“Homeopathy is an invaluable tool on the farm, used by many farmers in the UK together with conventional treatment to reduce reliance on antibiotics. I’ve seen first-hand how effective homeopathy has been in treating sick animals.
Although to date there has been relatively little research into veterinary homeopathy, a number of Randomised Control Trials in the homeopathic treatment of a range of animal diseases have produced positive results. Clinical outcome studies into the homeopathic treatment of animals have also been positive. These results clearly indicate more research is needed in this area.
Some say homeopathy is just the placebo effect, but if that is the case, why have I seen it work so effectively for cows and other animals?”
About the Faculty of Homeopathy
Founded in 1844, and Incorporated by Act of Parliament in 1950, the Faculty of Homeopathy provides internationally recognised training pathways in homeopathy for vets, doctors, dentists, podiatrists and other statutorily regulated healthcare professionals. Members state homeopathy has increased their ability to care for their patients and broadened their knowledge of medicine and health.
For further information, please visit: http://www.facultyofhomeopathy.org/
About Geoff Johnson

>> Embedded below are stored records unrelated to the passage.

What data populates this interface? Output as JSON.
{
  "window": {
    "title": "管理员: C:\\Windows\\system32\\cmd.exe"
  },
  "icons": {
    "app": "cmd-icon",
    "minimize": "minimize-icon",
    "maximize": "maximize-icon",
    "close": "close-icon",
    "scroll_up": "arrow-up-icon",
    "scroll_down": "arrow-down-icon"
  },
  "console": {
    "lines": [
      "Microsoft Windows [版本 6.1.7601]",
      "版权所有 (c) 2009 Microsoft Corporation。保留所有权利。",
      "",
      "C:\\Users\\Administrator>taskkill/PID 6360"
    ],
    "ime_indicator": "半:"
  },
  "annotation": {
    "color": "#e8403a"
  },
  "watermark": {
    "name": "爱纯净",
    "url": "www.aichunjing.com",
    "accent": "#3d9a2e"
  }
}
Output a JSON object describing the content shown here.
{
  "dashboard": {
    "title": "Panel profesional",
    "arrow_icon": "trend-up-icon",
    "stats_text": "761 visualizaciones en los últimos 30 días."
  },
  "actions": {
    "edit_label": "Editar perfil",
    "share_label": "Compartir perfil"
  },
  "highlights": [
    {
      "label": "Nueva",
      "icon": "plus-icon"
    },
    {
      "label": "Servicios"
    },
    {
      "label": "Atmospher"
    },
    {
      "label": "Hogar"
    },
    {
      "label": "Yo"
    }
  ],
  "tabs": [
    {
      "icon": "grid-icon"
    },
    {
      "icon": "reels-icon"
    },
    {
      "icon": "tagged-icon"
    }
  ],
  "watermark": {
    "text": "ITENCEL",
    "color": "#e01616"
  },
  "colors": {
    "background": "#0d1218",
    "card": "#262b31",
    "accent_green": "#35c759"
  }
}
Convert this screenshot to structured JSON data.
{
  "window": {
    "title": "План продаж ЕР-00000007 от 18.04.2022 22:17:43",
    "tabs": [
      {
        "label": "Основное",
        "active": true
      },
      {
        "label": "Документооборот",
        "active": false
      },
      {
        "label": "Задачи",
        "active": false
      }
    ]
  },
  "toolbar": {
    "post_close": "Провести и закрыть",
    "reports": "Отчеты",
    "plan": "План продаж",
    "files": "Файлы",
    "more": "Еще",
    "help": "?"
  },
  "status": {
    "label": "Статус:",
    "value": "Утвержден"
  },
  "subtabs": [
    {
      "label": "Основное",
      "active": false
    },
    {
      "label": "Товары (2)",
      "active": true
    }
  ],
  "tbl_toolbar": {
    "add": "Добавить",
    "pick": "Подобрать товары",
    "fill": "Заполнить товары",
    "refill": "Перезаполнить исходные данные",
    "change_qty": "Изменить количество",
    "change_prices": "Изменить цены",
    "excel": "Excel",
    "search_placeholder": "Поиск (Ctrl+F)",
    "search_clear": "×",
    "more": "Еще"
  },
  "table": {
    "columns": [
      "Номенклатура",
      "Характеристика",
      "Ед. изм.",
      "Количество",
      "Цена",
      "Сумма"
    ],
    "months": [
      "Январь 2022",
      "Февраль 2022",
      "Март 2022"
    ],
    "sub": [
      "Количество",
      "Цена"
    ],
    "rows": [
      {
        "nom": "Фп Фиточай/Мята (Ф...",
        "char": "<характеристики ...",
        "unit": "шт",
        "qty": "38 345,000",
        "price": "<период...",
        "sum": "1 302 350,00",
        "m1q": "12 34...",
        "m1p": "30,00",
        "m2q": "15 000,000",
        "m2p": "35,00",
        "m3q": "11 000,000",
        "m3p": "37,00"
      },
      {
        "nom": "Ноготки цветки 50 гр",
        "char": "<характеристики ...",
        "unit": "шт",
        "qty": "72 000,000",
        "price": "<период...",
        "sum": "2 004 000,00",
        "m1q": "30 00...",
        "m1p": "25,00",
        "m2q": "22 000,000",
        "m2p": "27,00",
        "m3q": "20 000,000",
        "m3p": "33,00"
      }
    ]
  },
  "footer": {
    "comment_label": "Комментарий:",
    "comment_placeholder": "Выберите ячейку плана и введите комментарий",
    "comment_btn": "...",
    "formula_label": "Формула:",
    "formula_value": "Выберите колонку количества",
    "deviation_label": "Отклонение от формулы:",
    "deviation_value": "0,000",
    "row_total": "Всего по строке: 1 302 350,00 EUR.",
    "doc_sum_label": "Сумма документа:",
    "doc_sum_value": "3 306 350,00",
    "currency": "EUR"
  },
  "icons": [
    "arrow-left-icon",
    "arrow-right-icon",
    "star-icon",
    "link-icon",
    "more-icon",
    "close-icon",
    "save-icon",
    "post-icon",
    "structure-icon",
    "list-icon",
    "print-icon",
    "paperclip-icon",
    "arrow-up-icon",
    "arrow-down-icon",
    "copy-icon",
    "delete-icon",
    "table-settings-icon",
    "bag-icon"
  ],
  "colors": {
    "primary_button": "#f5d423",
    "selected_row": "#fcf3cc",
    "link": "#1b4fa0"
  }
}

Geoff Johnson trained in veterinary medicine at Cambridge University and subsequently operated as a conventional vet for eight years. Following successful homeopathic treatment for his hay fever, he trained in homeopathy and currently runs a homeopathic veterinary surgery in Taunton, Somerset.